WORK TO BE COMPLETED :: Copy out every line from the records that includes "丁怡妈妈".

SOURCE MATERIAL ::
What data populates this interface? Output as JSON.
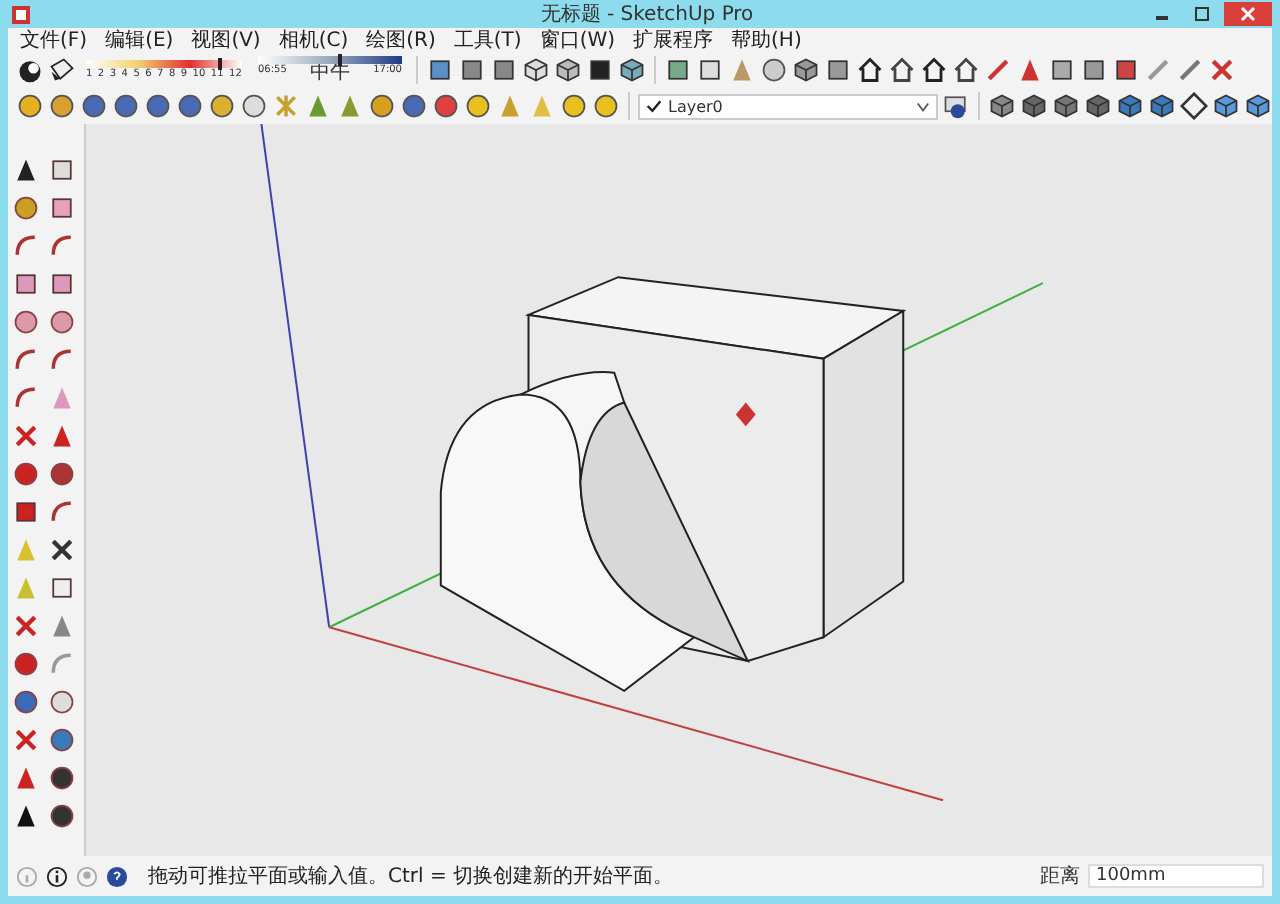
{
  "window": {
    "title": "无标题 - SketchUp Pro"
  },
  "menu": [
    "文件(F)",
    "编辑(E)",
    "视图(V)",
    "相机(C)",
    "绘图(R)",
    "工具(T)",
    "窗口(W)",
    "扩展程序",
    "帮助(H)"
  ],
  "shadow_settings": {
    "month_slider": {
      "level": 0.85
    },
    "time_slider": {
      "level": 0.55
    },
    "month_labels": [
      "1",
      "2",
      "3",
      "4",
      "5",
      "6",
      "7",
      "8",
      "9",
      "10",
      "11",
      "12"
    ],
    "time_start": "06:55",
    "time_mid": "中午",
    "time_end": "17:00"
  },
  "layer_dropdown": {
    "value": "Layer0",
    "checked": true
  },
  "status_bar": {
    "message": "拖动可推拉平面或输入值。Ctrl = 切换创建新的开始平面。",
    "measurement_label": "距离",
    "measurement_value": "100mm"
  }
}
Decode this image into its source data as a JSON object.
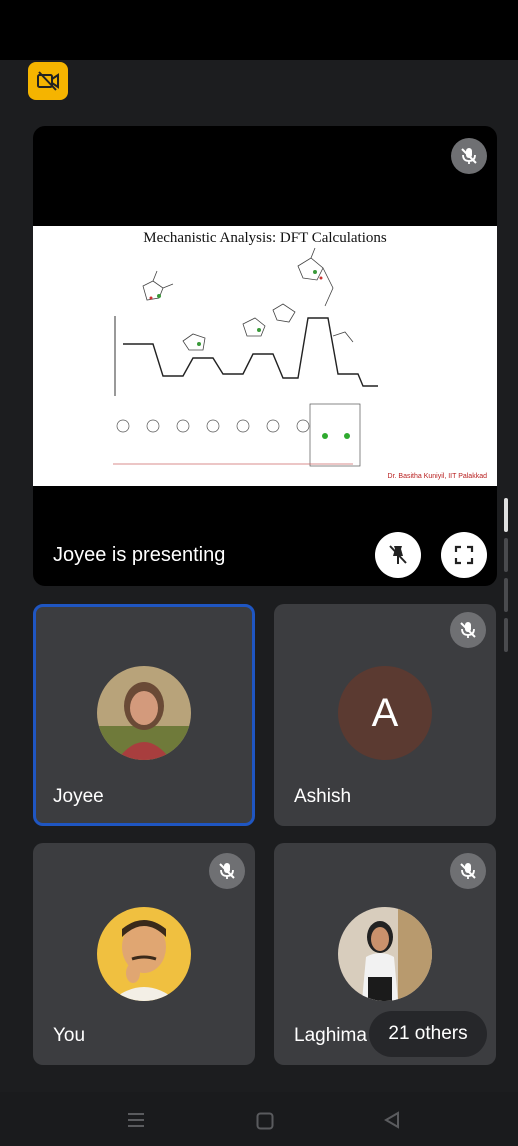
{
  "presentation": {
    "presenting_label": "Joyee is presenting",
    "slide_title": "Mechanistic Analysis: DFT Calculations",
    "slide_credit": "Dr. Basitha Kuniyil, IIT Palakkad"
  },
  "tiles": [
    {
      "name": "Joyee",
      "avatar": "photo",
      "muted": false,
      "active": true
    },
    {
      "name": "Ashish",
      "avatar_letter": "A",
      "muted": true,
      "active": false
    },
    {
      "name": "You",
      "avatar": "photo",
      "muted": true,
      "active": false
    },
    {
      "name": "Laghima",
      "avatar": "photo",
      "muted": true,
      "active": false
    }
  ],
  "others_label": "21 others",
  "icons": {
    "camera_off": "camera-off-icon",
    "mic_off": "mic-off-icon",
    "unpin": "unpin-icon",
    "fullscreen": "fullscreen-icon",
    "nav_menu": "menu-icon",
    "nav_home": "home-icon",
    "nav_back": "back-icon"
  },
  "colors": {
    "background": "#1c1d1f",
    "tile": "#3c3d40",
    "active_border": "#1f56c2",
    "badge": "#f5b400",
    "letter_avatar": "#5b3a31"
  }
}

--

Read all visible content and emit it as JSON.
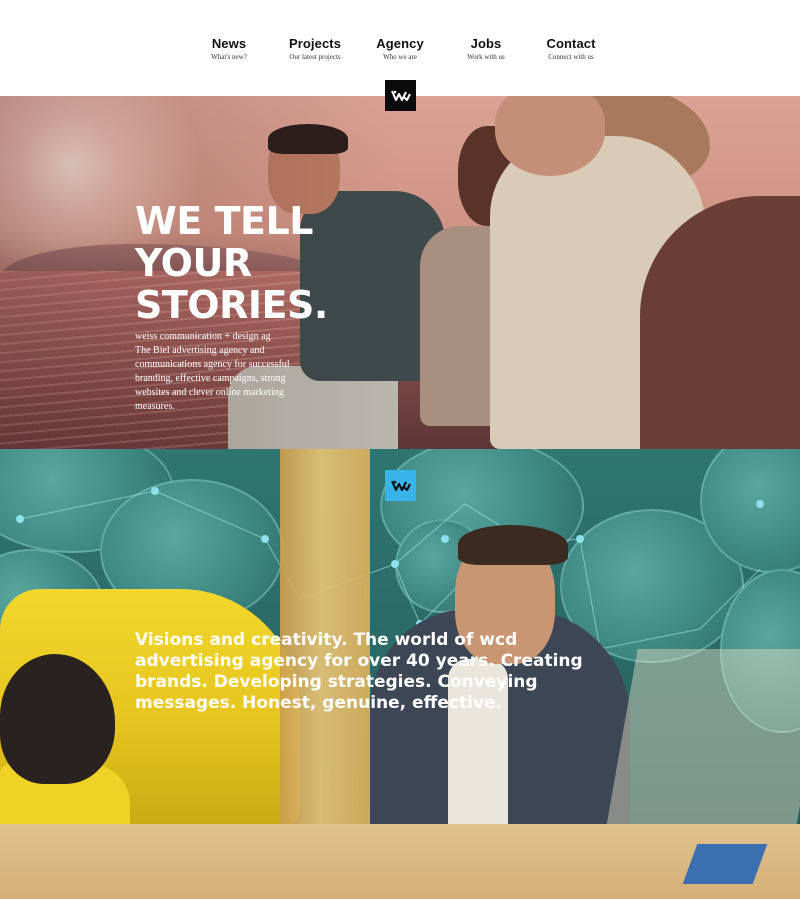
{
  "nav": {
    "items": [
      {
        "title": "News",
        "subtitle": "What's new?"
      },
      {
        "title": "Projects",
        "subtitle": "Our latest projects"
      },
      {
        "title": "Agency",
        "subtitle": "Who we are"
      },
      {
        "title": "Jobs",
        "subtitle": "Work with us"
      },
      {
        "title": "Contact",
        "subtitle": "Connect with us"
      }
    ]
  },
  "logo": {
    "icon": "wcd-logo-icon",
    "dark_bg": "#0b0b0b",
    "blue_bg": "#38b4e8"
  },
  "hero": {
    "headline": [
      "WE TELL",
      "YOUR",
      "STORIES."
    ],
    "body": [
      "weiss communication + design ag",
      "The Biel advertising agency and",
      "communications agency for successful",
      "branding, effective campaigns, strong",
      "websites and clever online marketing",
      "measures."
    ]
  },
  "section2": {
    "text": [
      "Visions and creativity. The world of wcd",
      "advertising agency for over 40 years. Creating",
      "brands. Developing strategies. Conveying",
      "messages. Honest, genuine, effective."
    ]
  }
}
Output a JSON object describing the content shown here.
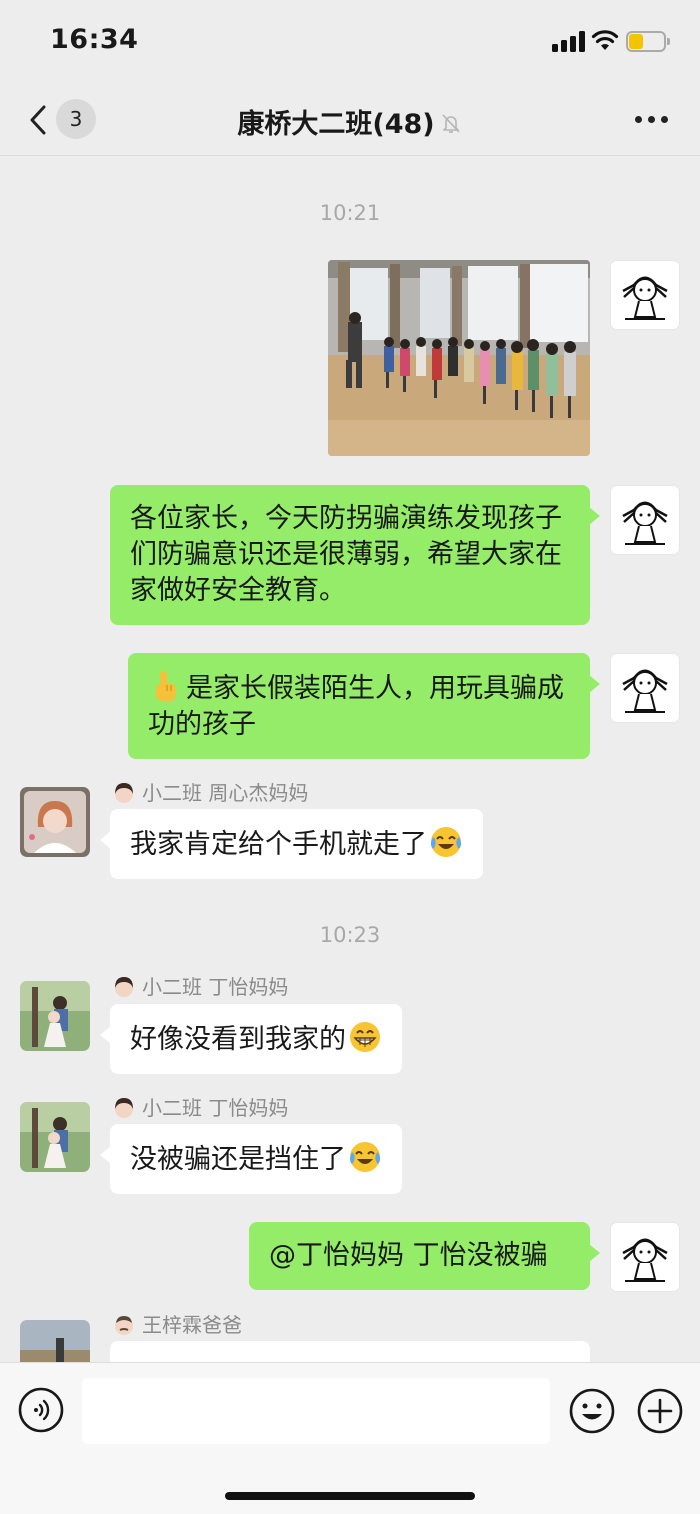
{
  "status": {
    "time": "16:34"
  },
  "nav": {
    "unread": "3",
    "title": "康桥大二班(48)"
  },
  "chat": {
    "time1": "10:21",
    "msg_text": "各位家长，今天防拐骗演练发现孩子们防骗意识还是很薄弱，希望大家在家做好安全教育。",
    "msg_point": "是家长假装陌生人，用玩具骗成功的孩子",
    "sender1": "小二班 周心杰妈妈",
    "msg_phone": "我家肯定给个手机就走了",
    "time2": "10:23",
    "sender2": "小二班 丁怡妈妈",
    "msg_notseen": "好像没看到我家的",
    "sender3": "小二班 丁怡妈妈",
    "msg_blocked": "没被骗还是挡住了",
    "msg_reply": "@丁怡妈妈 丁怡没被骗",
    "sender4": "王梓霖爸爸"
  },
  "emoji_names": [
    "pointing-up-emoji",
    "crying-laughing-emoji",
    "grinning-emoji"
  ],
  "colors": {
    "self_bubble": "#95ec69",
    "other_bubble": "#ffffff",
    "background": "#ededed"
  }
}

COMPLETED TASK ::
    "sender2": "小二班 丁怡妈妈",
    "sender3": "小二班 丁怡妈妈",
    "msg_reply": "@丁怡妈妈 丁怡没被骗",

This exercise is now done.